### Records provided ###

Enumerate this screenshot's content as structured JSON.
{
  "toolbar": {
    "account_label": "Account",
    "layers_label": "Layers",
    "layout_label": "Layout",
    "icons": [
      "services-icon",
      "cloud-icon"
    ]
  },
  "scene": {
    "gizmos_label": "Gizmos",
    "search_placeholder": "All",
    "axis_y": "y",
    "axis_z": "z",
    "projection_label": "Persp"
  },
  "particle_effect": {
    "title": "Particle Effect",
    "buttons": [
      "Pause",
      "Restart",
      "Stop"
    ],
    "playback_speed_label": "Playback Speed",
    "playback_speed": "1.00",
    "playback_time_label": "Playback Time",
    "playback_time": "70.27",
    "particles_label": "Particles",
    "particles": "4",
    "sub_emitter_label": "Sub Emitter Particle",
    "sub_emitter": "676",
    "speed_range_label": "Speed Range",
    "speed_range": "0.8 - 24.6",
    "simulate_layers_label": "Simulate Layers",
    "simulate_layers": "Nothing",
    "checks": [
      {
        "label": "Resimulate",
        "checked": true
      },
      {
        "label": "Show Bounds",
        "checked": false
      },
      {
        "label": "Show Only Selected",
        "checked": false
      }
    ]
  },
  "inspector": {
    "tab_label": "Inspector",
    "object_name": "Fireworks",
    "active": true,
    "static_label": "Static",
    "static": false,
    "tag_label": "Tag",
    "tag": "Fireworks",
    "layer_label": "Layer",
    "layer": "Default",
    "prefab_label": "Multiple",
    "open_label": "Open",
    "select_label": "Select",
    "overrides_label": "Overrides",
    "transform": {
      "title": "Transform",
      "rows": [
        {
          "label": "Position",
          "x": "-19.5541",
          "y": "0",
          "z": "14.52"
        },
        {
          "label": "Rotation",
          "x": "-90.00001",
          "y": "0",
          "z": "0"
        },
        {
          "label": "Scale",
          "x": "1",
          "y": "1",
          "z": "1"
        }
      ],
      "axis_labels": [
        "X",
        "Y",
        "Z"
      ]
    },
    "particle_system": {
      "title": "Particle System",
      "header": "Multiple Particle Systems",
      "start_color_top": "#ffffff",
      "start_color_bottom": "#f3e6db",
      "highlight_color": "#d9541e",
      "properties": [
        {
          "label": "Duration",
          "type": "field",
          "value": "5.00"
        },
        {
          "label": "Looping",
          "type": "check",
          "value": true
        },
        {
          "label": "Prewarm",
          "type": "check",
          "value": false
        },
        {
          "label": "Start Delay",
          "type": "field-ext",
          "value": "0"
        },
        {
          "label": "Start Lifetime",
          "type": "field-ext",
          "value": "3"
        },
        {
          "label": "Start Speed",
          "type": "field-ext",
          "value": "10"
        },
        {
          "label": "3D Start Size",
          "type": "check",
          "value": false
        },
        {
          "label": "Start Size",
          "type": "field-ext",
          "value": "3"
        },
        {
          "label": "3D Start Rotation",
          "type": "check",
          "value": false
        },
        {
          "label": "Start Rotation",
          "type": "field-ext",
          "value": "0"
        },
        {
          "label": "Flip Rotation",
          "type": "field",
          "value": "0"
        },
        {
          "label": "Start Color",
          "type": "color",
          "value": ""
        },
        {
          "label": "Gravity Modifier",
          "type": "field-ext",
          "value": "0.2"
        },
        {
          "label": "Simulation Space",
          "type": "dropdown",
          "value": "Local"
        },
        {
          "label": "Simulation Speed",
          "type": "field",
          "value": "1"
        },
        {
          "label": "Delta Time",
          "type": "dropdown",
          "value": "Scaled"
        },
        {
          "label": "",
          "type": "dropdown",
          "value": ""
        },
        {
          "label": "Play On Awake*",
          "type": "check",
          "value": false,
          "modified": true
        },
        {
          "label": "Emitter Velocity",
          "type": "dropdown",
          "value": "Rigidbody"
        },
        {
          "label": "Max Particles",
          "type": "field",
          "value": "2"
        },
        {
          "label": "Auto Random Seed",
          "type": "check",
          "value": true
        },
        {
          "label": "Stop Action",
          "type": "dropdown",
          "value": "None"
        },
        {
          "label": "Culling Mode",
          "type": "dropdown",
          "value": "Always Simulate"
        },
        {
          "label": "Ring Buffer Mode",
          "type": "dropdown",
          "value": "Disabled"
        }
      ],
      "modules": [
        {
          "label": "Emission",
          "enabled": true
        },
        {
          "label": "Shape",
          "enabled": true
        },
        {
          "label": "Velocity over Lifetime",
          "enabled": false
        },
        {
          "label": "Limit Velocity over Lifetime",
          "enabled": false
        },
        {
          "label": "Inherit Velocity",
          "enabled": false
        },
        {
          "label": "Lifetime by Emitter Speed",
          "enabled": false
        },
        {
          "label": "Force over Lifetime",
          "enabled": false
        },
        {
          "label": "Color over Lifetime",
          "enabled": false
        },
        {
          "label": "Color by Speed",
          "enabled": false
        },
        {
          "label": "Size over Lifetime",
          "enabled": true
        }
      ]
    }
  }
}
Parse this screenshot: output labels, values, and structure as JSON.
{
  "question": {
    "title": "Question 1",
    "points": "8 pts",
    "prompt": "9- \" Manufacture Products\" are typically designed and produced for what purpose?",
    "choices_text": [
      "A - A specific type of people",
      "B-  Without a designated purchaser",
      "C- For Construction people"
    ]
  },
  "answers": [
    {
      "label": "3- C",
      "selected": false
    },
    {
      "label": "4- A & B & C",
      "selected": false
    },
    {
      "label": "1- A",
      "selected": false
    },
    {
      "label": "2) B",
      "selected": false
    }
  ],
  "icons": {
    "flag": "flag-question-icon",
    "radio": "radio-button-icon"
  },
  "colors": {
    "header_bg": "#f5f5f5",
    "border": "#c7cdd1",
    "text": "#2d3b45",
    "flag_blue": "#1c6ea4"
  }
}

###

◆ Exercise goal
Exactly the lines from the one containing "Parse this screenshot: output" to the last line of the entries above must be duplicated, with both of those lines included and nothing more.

◆ Answer to this problem
Parse this screenshot: output labels, values, and structure as JSON.
{
  "question": {
    "title": "Question 1",
    "points": "8 pts",
    "prompt": "9- \" Manufacture Products\" are typically designed and produced for what purpose?",
    "choices_text": [
      "A - A specific type of people",
      "B-  Without a designated purchaser",
      "C- For Construction people"
    ]
  },
  "answers": [
    {
      "label": "3- C",
      "selected": false
    },
    {
      "label": "4- A & B & C",
      "selected": false
    },
    {
      "label": "1- A",
      "selected": false
    },
    {
      "label": "2) B",
      "selected": false
    }
  ],
  "icons": {
    "flag": "flag-question-icon",
    "radio": "radio-button-icon"
  },
  "colors": {
    "header_bg": "#f5f5f5",
    "border": "#c7cdd1",
    "text": "#2d3b45",
    "flag_blue": "#1c6ea4"
  }
}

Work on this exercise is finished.